UNA students discuss email overload

Sophomore Victoria Roose sits at a table in the GUC catching up on homework on her laptop. Roose said she only reads campus emails if the subject line is something that pertains to her.

Most email lists allow recipients to opt out of receiving messages. But, for UNA students, opting out is not an option.

“Students will ask if they can be removed from the email list,” said system services manager Sara Huntley. “We cannot because that list is generated mathematically based on your role as a student. We can’t pick which ones to remove you from because you may miss an important email.”

Email is a fundamental means of communication on a college campus, Huntley said.

Since the beginning of the semester, more than 105 emails have been sent from the UNA Info domain, Huntley said.

“I just wish they wouldn’t send me 16 emails everyday,” said junior Melanie Mather.

Huntley said Information Technology Services occasionally receives complaints about the number of emails sent to student, faculty and staff portal accounts.

Junior Marianne Gaston said the repeat emails are the most annoying.

“Most of the emails are about things that not everyone cares about,” Gaston said. “I don’t really care to hear about all the Greek events.
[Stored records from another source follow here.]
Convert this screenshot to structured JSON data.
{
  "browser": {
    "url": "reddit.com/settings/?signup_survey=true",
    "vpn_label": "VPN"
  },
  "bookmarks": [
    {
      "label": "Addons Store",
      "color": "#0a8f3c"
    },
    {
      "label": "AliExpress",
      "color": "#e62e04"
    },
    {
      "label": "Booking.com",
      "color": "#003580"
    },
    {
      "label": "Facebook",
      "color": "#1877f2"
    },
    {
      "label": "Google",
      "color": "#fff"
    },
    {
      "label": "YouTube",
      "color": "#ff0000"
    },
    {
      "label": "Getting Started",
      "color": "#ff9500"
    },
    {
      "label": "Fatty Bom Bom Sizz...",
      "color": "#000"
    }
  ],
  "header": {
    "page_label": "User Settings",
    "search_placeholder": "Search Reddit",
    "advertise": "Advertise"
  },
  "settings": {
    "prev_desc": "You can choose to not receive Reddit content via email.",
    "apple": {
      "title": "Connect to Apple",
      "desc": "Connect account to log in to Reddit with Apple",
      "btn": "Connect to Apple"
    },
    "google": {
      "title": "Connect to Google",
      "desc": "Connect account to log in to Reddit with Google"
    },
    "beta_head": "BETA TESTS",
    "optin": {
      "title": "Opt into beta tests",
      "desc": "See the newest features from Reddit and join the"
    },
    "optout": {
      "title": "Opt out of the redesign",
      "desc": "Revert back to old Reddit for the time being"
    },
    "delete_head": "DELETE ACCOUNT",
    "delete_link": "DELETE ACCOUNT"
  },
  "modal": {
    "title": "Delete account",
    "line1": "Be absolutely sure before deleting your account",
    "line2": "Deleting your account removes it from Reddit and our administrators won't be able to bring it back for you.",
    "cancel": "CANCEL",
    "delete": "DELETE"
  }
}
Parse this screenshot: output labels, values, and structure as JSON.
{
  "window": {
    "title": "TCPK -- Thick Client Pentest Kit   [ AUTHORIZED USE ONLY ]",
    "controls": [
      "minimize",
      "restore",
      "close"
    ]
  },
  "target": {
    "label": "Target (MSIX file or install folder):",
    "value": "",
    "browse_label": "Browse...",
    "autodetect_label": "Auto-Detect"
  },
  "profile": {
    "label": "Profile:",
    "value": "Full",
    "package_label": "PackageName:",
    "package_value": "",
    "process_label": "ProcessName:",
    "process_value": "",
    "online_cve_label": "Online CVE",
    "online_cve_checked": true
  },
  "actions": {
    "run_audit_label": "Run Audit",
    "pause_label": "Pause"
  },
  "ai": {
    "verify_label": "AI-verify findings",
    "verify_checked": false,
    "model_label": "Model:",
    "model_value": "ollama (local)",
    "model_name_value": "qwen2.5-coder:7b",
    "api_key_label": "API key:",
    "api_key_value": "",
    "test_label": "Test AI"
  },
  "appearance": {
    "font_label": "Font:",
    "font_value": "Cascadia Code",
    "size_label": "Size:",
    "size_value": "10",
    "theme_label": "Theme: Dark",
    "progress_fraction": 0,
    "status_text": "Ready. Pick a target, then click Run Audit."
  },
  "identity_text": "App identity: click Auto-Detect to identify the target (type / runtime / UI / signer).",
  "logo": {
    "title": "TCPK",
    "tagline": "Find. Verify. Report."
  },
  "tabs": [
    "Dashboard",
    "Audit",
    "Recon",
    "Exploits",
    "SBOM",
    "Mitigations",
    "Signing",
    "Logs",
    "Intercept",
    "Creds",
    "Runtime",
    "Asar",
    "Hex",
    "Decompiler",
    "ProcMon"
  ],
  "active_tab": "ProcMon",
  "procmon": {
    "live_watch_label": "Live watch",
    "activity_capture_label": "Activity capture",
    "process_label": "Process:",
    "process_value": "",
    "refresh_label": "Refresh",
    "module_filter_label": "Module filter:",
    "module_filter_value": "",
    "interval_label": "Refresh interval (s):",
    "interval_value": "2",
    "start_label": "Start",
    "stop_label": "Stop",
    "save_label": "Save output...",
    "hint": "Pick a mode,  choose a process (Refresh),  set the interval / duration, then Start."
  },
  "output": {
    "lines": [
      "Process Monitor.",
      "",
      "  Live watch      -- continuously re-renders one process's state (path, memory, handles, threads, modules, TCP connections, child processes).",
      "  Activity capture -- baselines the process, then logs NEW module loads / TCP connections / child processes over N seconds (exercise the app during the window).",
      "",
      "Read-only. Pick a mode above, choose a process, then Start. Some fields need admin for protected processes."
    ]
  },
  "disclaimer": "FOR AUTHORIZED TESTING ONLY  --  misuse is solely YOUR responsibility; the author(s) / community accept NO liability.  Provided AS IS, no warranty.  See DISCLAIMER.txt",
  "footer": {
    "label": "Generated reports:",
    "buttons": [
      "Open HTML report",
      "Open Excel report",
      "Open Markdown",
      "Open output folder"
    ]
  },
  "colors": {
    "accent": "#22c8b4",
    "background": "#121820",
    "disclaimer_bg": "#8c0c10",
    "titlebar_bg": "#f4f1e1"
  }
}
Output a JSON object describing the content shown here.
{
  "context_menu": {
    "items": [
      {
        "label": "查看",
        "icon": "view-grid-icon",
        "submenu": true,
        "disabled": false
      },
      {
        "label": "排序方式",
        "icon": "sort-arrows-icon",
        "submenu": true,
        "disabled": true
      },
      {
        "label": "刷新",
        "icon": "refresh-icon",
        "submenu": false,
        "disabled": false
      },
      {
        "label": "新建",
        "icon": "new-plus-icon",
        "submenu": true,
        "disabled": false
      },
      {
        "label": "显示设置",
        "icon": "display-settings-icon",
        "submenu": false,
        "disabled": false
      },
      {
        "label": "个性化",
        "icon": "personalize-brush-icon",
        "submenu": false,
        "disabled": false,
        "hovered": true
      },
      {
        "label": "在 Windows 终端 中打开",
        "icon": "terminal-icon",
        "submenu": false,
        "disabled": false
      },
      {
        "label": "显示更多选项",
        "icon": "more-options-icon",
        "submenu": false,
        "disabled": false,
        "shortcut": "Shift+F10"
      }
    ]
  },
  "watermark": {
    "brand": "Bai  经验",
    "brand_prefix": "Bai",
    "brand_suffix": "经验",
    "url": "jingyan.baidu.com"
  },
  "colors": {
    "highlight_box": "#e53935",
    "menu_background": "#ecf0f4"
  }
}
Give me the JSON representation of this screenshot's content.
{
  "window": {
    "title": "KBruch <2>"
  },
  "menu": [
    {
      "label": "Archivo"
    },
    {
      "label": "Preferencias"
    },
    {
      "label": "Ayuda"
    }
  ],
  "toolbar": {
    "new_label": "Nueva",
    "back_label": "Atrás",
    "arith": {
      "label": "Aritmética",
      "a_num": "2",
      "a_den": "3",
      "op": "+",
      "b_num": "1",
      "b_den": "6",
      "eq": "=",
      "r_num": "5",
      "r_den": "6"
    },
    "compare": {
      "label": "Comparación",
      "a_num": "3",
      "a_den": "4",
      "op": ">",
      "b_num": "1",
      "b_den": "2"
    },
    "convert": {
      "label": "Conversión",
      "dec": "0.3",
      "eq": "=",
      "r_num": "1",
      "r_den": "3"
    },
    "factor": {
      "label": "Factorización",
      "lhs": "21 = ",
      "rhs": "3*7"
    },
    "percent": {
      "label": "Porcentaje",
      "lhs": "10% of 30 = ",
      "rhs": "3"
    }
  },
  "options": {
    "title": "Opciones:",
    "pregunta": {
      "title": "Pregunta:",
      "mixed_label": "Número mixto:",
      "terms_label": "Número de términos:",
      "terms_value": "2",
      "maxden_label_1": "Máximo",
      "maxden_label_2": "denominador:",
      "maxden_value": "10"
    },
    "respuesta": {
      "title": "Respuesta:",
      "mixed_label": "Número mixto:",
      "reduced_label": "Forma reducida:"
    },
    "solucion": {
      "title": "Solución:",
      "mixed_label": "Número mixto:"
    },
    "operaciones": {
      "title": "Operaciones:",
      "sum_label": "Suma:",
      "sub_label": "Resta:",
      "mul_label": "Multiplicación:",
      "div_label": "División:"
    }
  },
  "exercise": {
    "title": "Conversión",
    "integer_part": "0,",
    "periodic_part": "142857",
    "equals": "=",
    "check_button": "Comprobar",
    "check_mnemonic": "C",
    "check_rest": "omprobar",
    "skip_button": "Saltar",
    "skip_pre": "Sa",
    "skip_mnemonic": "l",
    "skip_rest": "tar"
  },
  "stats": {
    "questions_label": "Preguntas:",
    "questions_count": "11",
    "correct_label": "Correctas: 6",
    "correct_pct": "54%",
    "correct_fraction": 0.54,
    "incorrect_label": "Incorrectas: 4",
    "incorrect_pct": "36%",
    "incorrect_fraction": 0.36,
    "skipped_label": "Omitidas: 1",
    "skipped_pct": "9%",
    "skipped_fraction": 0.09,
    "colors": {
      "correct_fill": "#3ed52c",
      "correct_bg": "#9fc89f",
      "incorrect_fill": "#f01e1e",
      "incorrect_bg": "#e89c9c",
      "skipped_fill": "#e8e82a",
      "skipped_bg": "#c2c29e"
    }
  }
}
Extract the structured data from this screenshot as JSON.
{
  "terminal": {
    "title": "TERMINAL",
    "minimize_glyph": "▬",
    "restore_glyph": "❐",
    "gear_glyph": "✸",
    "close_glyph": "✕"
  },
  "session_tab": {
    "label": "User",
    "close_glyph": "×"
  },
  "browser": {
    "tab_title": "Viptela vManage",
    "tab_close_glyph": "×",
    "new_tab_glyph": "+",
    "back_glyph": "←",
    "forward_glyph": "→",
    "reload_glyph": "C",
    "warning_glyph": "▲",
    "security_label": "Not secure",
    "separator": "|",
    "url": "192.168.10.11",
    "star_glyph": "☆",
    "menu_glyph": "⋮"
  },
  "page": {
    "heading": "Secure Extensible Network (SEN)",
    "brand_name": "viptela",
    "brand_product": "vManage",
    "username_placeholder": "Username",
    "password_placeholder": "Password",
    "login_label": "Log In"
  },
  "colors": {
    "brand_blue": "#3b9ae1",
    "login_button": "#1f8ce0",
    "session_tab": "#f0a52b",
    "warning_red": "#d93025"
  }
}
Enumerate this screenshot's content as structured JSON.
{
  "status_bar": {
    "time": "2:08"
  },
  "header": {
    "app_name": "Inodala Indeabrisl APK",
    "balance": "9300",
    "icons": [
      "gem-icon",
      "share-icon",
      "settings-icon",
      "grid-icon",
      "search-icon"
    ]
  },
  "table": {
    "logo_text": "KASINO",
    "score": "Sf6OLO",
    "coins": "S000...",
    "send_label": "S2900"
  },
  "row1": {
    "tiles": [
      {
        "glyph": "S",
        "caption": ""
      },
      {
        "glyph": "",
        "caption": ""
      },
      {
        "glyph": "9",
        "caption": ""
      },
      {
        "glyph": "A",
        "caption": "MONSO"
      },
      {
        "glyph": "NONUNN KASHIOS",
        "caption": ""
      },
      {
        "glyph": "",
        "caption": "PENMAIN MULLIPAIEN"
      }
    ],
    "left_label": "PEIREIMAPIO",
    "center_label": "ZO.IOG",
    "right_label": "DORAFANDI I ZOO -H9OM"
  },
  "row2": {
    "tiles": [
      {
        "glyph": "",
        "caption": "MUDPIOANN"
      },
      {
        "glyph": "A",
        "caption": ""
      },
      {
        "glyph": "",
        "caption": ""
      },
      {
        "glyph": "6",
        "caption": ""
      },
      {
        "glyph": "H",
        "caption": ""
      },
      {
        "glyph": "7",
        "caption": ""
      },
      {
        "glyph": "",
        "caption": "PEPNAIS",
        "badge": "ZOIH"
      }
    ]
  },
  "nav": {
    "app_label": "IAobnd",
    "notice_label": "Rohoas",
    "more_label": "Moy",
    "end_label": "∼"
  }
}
Plus, I feel like some of the on-campus events are advertised too much, like the movie nights.”

Emails often have to be resent because of mistakes in the initial message, and these mistakes further increase the volume of emails sent, Huntley said.

“We don’t like that we have to resend some of the emails,” Huntley said. “It’s frustrating not only for students, but for us as well.”

Junior Blake Wilson said he only reads the full email if the subject line is relevant to him.

Junior Katy Zurmuehlen said she often does not read the UNA Info emails.

“I usually just delete them,” she said.

Huntley said there is no way of knowing how many emails are actually opened.

“We have no way of filtering it to say, ‘well, your email is not important. We’re not going to send that,’” Huntley said.

Information Technology Services cannot discriminate between which emails should be sent and which should not, outside the basic guidelines, she said.

The announcement request must be related to a UNA campus event and must come from a UNA student account.

“Before we will actually send that email, we scan it to make sure that it’s legit, that it pertains to UNA,” Huntley said. “It has to be about a UNA event and it has to come from a student who is an officer with a recognized student organization on campus.”

Huntley said she hopes all students are reading the emails.

“UNA is your official communication from the university,” she said. “Email is the best, most efficient way university faculty and staff can get in contact with students.”